my two boys,
grown men now, but still as impulsive
as their younger selves.
They were fonder of practicing
their great strong casts,
spun wide and high as spiral galaxies
and sinking deep
around the hidden schools of fish.
A net with holes flies silver through the air,
but brings no supper home.
Fonder, too, they were of boasting
(with a skin of summer wine)
their great catches,
and wild storms ridden out
under the dark and brooding skies,
when I would furl my sails,
for old men respect
the anger of wind and waves and know
there are days to stay ashore.
I never begrudged their going forth.
I liked the teacher’s message – they chose well.
Did you know my wife was one
who went to the tomb at dawn with spices?
No, perhaps you didn’t.
If you think of us at all,
it is as parents who are always left behind,
proud to send their children out
skilled in cast and catch,
able to face high winds, rough storm …
and only we know that in the thunder
of their brave following
and all that is bound to come
they’ll need as well this other gift –
this mending of the nets.

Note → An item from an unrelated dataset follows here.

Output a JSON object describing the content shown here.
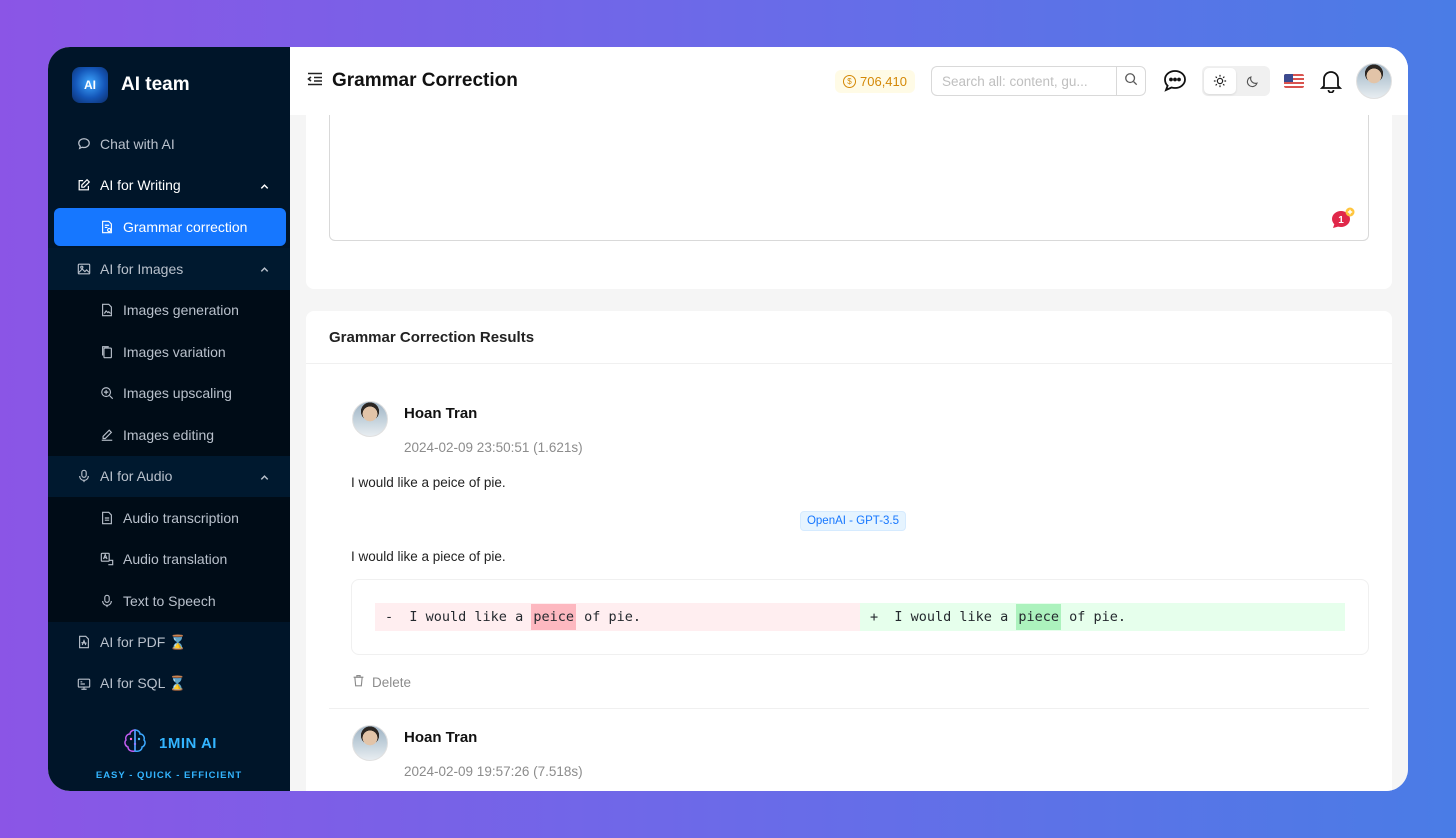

(Tissot, James, 1836-1902. Calling of Saint James and Saint John, from Art in the Christian Tradition, a project of the Vanderbilt Divinity Library, Nashville, TN. Original source: https://commons.wikimedia.org/wiki/File:Brooklyn_Museum_-_The_Calling_of_Saint_James_and_Saint_John_(Vocation_de_Saint_Jacques_et_de_Saint_Jean)_